[Opening Data provided section]
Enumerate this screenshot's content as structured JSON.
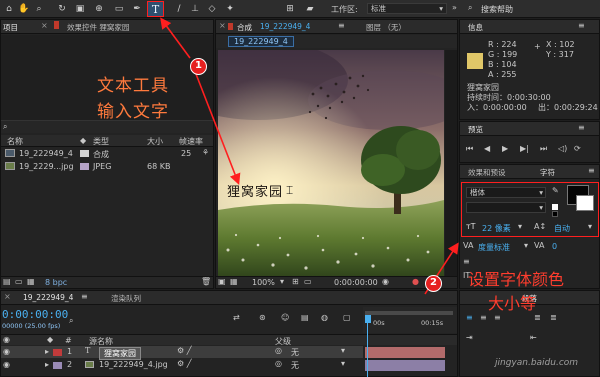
{
  "colors": {
    "accent_blue": "#2aa3e6",
    "annotation_red": "#ff1f1f",
    "annotation_text_orange": "#ff7a3d",
    "track_bar": "#b36b6b"
  },
  "toolbar": {
    "icons": [
      "home-icon",
      "hand-icon",
      "zoom-icon",
      "rotate-icon",
      "camera-icon",
      "pan-behind-icon",
      "rectangle-icon",
      "pen-icon",
      "type-tool-icon",
      "brush-icon",
      "clone-stamp-icon",
      "eraser-icon",
      "puppet-icon"
    ],
    "workspace_label": "工作区:",
    "workspace_value": "标准",
    "search_placeholder": "搜索帮助"
  },
  "project_panel": {
    "tab_project": "项目",
    "tab_effects": "效果控件 狸窝家园",
    "columns": {
      "name": "名称",
      "type": "类型",
      "size": "大小",
      "fps": "帧速率"
    },
    "items": [
      {
        "name": "19_222949_4",
        "type": "合成",
        "size": "",
        "fps": "25"
      },
      {
        "name": "19_2229...jpg",
        "type": "JPEG",
        "size": "68 KB",
        "fps": ""
      }
    ],
    "bpc": "8 bpc"
  },
  "comp_panel": {
    "tab_label": "合成",
    "tab_comp_name": "19_222949_4",
    "tab_layer": "图层 （无）",
    "breadcrumb": "19_222949_4",
    "canvas_text": "狸窝家园",
    "zoom": "100%",
    "timecode": "0:00:00:00"
  },
  "info_panel": {
    "tab": "信息",
    "r": "R : 224",
    "g": "G : 199",
    "b": "B : 104",
    "a": "A : 255",
    "x": "X : 102",
    "y": "Y : 317",
    "layer_name": "狸窝家园",
    "duration": "持续时间：0:00:30:00",
    "in_point": "入：0:00:00:00",
    "out_point": "出：0:00:29:24"
  },
  "preview_panel": {
    "tab": "预览"
  },
  "character_panel": {
    "tab_effects": "效果和预设",
    "tab_character": "字符",
    "font": "楷体",
    "size": "22 像素",
    "leading": "自动",
    "tracking_label": "度量标准",
    "tracking_value": "0"
  },
  "timeline": {
    "tab_comp": "19_222949_4",
    "tab_render": "渲染队列",
    "timecode": "0:00:00:00",
    "fps": "00000 (25.00 fps)",
    "col_source": "源名称",
    "col_parent": "父级",
    "ruler_start": "00s",
    "ruler_end": "00:15s",
    "layers": [
      {
        "num": "1",
        "name": "狸窝家园",
        "parent": "无"
      },
      {
        "num": "2",
        "name": "19_222949_4.jpg",
        "parent": "无"
      }
    ]
  },
  "right_bottom": {
    "tab": "段落"
  },
  "annotations": {
    "marker1": "1",
    "marker2": "2",
    "note1_line1": "文本工具",
    "note1_line2": "输入文字",
    "note2_line1": "设置字体颜色",
    "note2_line2": "大小等"
  },
  "watermark": "jingyan.baidu.com"
}
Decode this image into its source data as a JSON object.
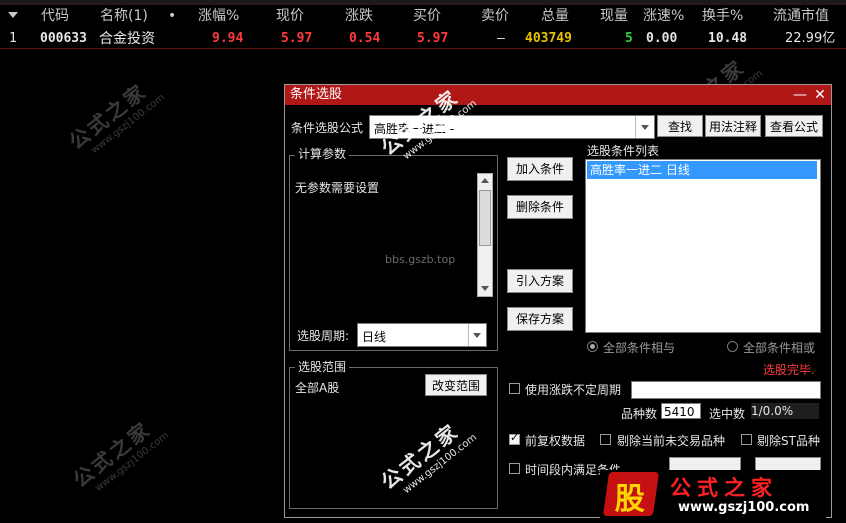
{
  "grid": {
    "headers": [
      "代码",
      "名称(1)",
      "•",
      "涨幅%",
      "现价",
      "涨跌",
      "买价",
      "卖价",
      "总量",
      "现量",
      "涨速%",
      "换手%",
      "流通市值"
    ],
    "row": {
      "index": "1",
      "code": "000633",
      "name": "合金投资",
      "pct_change": "9.94",
      "price": "5.97",
      "change": "0.54",
      "bid": "5.97",
      "ask": "–",
      "volume": "403749",
      "last_vol": "5",
      "speed": "0.00",
      "turnover": "10.48",
      "float_mv": "22.99亿"
    },
    "colors": {
      "up": "#ff3b3b",
      "volume": "#e6c300",
      "lastvol": "#33cc33",
      "neutral": "#e6e6e6"
    }
  },
  "watermark": {
    "text": "公式之家",
    "url": "www.gszj100.com",
    "forum": "bbs.gszb.top"
  },
  "dialog": {
    "title": "条件选股",
    "min_label": "—",
    "close_label": "✕",
    "formula_label": "条件选股公式",
    "formula_value": "高胜率一进二  -",
    "find_button": "查找",
    "usage_button": "用法注释",
    "view_button": "查看公式",
    "params_group": "计算参数",
    "params_text": "无参数需要设置",
    "add_condition": "加入条件",
    "delete_condition": "删除条件",
    "import_plan": "引入方案",
    "save_plan": "保存方案",
    "list_label": "选股条件列表",
    "list_items": [
      "高胜率一进二  日线"
    ],
    "period_label": "选股周期:",
    "period_value": "日线",
    "radio_and": "全部条件相与",
    "radio_or": "全部条件相或",
    "status": "选股完毕.",
    "range_group": "选股范围",
    "range_value": "全部A股",
    "change_range": "改变范围",
    "chk_uncertain": "使用涨跌不定周期",
    "count_label": "品种数",
    "count_value": "5410",
    "selected_label": "选中数",
    "selected_value": "1/0.0%",
    "chk_rights": "前复权数据",
    "chk_remove_new": "剔除当前未交易品种",
    "chk_remove_st": "剔除ST品种",
    "chk_period": "时间段内满足条件"
  },
  "logo": {
    "badge": "股",
    "name": "公式之家",
    "url": "www.gszj100.com"
  }
}
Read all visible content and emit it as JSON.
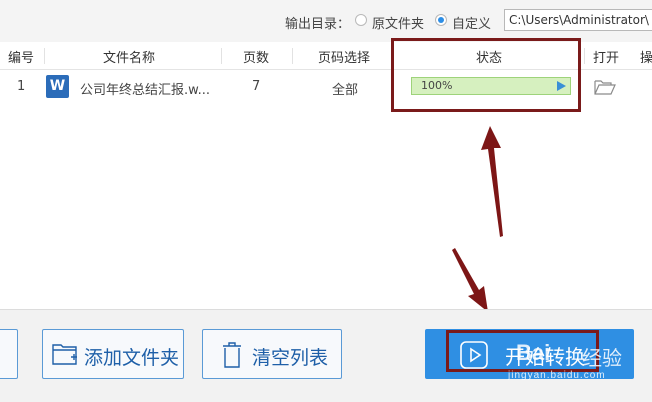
{
  "toolbar": {
    "output_label": "输出目录：",
    "radio_original": "原文件夹",
    "radio_custom": "自定义",
    "custom_selected": true,
    "path_value": "C:\\Users\\Administrator\\"
  },
  "table": {
    "headers": [
      "编号",
      "文件名称",
      "页数",
      "页码选择",
      "状态",
      "打开",
      "操"
    ],
    "rows": [
      {
        "index": "1",
        "file_icon": "word-icon",
        "file_icon_letter": "W",
        "file_name": "公司年终总结汇报.w...",
        "pages": "7",
        "page_selection": "全部",
        "status_text": "100%",
        "progress": 1.0,
        "open_icon": "folder-open-icon"
      }
    ]
  },
  "buttons": {
    "add_folder": "添加文件夹",
    "clear_list": "清空列表",
    "start": "开始转换",
    "start_icon": "play-icon"
  },
  "watermark": {
    "brand": "Bai",
    "suffix": "经验",
    "url": "jingyan.baidu.com"
  },
  "colors": {
    "accent": "#2f8fe3",
    "highlight": "#7a1a1a",
    "progress": "#e3f5d2"
  }
}
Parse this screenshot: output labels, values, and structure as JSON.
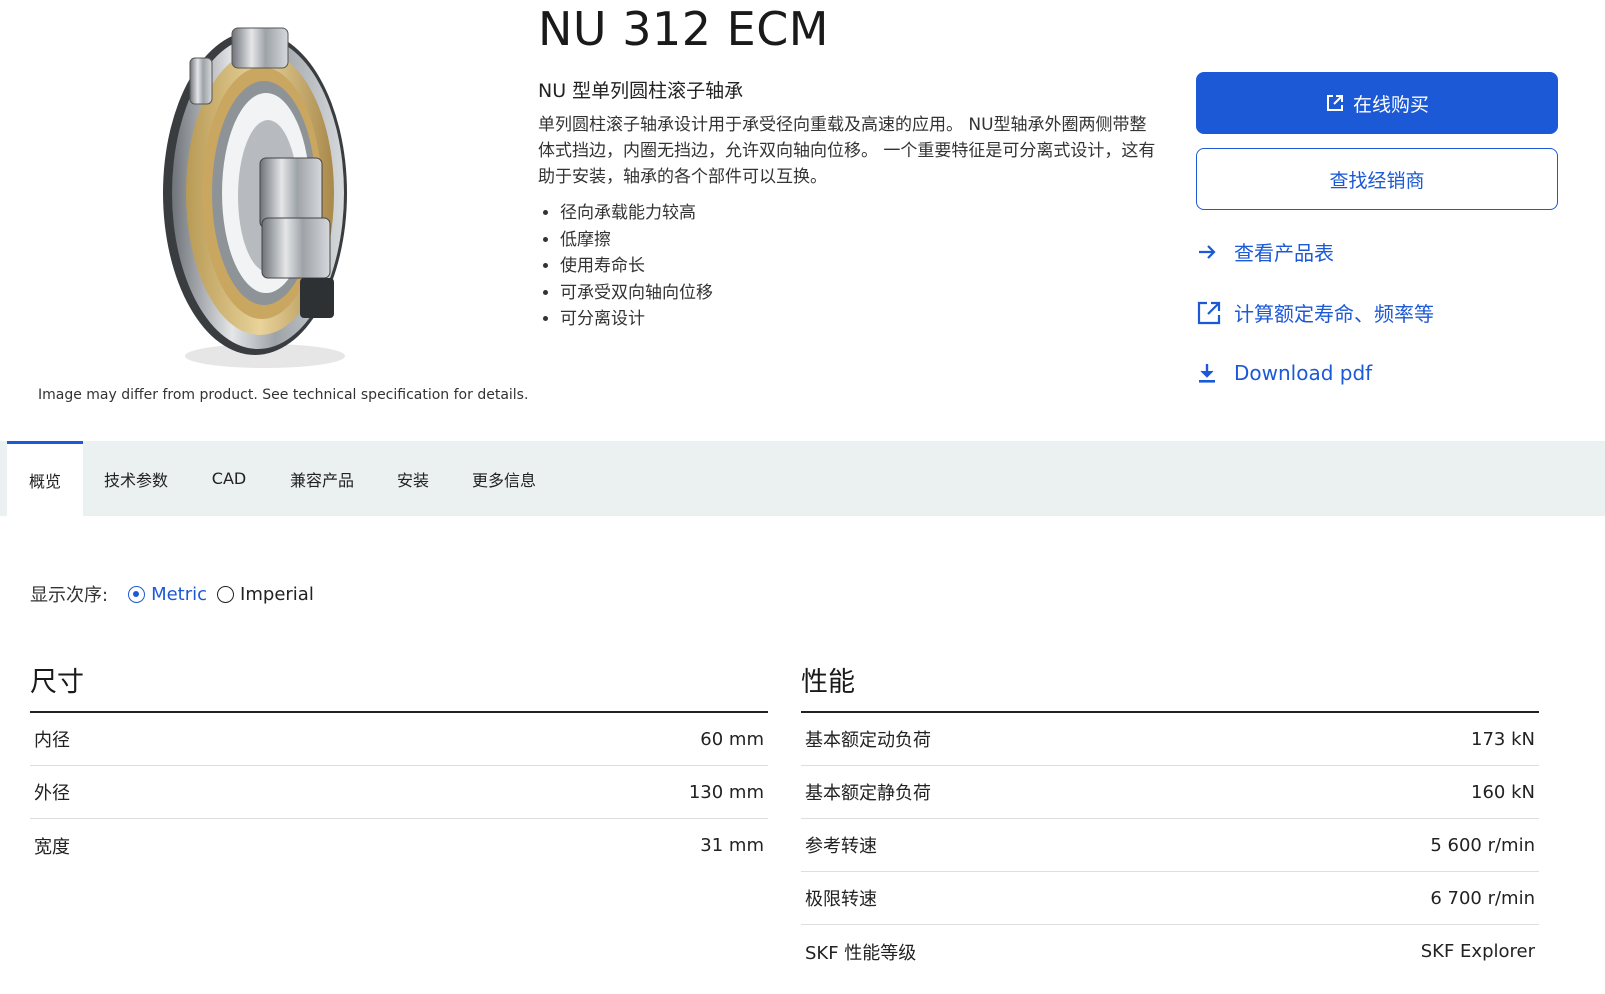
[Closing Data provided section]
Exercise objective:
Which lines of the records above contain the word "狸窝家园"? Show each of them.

Response:
    "tab_effects": "效果控件 狸窝家园",
    "canvas_text": "狸窝家园",
    "layer_name": "狸窝家园",
        "name": "狸窝家园",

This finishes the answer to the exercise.